‘I thought this was the end’: The relentless battle for survival inside the Covid ward in one of Wales’ worst hit areas

  • Video report by ITV Wales reporter Ian Lang and camera operator Lynsey Green

Staff and patients at a north Wales hospital in one of the areas worst hit by Covid have told ITV News of the relentless physical and mental exhaustion of facing the virus day-on-day.

While the vaccine rollout is picking up pace and case numbers are starting to decrease, hospitals are still under immense pressure.

The threat of the new UK-variant, which is up to 70% more transmissible and could be more deadly, is very real.

Healthcare staff at Wrexham Maelor Hospital have been faced with a particular challenge, treating patients in the area of Wales with the highest virus positivity rate.

One ward nurse said they have "horrendous" days and a consultant said staff are "really struggling".

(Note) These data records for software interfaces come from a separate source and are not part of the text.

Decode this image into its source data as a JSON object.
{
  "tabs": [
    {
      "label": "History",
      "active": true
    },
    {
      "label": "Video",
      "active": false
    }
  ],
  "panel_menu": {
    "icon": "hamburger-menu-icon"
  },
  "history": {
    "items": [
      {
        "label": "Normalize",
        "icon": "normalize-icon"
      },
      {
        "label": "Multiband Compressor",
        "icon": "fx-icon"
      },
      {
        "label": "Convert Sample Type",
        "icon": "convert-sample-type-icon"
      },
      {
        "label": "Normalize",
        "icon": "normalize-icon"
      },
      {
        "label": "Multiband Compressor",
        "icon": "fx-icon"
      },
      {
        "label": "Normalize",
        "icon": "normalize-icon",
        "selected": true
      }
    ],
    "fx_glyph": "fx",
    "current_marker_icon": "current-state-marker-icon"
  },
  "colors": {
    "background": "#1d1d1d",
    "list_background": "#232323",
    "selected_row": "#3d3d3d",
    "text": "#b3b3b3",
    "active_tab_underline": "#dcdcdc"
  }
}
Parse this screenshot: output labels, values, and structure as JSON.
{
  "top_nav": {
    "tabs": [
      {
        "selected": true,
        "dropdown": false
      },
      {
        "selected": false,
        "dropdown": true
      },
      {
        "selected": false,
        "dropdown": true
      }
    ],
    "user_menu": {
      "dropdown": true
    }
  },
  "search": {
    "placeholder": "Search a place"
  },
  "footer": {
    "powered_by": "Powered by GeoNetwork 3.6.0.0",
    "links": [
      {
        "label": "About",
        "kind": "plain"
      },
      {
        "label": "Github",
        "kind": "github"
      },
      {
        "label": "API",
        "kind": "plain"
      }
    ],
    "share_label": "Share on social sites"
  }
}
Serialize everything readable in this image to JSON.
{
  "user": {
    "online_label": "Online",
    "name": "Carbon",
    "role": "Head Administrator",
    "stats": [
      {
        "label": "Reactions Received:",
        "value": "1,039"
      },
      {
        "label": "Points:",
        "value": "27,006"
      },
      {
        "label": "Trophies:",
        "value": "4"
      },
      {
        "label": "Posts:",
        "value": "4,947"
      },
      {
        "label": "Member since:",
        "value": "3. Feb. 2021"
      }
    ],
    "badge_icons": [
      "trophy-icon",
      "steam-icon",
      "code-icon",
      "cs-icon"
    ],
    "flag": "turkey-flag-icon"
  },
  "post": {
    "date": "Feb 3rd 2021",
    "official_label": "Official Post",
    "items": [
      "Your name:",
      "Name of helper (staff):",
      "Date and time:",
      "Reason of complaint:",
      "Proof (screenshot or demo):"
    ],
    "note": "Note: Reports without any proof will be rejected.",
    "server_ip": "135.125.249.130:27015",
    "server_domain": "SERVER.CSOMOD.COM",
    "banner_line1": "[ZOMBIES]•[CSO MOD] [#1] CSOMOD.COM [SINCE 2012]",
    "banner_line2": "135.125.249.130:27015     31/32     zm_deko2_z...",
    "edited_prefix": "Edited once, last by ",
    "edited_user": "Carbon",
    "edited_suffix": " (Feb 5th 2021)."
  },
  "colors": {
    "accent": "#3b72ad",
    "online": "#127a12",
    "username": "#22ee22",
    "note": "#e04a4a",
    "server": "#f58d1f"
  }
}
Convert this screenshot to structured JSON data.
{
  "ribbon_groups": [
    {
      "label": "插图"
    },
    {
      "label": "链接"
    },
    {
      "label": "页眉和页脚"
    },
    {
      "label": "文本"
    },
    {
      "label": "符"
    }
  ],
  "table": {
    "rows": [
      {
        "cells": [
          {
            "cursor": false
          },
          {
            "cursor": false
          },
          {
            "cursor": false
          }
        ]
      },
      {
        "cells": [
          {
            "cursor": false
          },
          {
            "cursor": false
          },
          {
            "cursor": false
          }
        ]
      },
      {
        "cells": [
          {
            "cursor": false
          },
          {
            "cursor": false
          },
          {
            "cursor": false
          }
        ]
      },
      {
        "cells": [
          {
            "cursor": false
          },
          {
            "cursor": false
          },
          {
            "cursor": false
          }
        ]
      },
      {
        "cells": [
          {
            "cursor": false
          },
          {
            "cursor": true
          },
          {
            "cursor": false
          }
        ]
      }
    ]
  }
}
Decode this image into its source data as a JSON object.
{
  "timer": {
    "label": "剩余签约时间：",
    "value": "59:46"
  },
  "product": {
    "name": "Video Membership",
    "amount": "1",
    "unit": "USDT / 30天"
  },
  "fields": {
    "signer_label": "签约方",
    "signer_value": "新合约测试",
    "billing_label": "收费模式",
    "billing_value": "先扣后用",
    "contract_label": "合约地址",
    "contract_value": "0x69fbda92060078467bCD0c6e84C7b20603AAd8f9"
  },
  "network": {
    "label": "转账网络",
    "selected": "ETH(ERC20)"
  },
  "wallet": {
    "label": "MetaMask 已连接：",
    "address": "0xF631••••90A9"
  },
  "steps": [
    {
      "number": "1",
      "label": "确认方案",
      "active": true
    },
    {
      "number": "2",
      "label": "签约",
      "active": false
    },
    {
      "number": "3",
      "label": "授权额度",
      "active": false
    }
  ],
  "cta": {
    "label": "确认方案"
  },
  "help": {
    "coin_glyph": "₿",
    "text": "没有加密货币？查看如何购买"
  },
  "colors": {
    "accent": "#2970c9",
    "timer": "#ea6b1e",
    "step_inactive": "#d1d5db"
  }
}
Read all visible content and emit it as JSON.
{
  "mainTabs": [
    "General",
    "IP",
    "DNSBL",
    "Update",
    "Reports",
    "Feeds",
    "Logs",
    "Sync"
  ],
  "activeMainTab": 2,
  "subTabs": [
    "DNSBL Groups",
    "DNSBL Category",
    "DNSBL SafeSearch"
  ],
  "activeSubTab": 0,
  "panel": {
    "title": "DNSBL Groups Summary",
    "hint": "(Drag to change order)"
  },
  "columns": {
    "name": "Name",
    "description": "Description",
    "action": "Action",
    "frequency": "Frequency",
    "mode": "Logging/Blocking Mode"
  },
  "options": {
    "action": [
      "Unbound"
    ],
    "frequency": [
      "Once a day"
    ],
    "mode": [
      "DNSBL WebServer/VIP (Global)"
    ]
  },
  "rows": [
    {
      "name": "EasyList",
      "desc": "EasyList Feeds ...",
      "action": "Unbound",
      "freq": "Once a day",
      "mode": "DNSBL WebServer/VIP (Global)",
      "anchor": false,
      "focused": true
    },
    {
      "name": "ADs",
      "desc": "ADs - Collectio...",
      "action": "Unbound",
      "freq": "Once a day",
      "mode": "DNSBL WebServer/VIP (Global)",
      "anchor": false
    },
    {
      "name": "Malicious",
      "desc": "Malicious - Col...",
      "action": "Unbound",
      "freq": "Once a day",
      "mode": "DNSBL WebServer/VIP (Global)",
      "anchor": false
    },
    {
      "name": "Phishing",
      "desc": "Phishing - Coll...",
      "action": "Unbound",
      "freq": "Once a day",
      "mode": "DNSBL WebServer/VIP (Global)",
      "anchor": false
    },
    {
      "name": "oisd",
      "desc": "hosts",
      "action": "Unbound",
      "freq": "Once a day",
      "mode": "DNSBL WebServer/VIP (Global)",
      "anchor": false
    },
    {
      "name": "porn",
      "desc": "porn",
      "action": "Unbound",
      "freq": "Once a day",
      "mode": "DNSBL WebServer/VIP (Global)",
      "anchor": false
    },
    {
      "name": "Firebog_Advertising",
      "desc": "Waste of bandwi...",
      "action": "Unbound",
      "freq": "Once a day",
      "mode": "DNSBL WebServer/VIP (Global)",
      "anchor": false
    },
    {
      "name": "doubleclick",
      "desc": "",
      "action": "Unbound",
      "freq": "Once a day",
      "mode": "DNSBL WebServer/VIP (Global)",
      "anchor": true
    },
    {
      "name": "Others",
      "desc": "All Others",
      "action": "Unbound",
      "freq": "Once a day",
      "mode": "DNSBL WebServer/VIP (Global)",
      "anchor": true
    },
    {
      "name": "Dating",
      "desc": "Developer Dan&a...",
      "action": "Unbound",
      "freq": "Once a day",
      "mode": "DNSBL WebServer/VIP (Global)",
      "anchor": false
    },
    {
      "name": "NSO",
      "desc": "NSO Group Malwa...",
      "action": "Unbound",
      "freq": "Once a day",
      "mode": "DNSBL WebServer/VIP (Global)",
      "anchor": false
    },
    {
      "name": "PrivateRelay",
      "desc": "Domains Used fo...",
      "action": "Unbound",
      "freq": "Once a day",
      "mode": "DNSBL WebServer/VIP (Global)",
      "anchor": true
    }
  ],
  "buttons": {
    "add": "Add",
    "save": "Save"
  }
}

  • "Everyone is working themselves to the bone"

Ward sister Kathryn Ellis said everyone across every aspect of hospital life is "exhausted".

The pressure the Welsh NHS is under means staff are "working themselves to the bone" to save the lives of patients.

While the strain of seeing Covid patient after Covid patient is tough, Ms Ellis said they do have some good days.

"We have patients recovering and going home, which is lovely to see ," she said.

But when ITV News spoke to Ms Ellis, sadly it had not been a good day.

The trauma of everyday life at the hospital is easy to see as Ms Ellis broke down when asked if there is one moment that has hit her more than any other.

Ms Ellis spoke of her frustration when hearing false claims that the situation in hospitals is not as serious as it is presented to be.

She said: "That’s something that I do find quite annoying when I hear out there that they don’t believe what’s going on and they think it’s not real. This is real."

Staff are having to work overtime just to ensure there is the "minimum" amount of safe care provision available. Credit: ITV Wales
  • "They are really struggling"

Having the nurses available to treat the sheer volume of patients is also an issue. Consultant Liz Brohan said every hospital in the country is short on nurses but the ones they do have are under "extreme pressure".

Ms Brohan said: "We would run with a higher staffing ratio than we're currently running.

"We're running with the minimum we would regard to be safe at the moment.

"That puts a lot of pressure on staff. A lot of staff are doing extras, they're doing over-time and they are really struggling."

Covid cases numbers are still high in Wrexham, which at time of writing has 438.4 cases per 100,000 of the population. Credit: ITV Wales
  • "I thought I was going to die"

Patients on the wards at Wrexham Maelor also witness first-hand the reality of this deadly virus.

Ian Kelcroft is currently at the hospital and recovering from Covid. He has seen two others on his ward die from the same disease and thought at one point that he would too.

"It’s like when you’re gasping for breath and there’s nothing restricting you apart from that disease then you think it’s going to be the end," he said.

"It’s just been hard on me emotionally. I’ve had some other conditions in the past which hasn’t helped this one - and for anybody out there that does not think this exists, then you’re very wrong."

Nurses and doctors say they will "just keep going" to ensure as many lives are saved as possible but people are still dying everyday and the battle is far from over.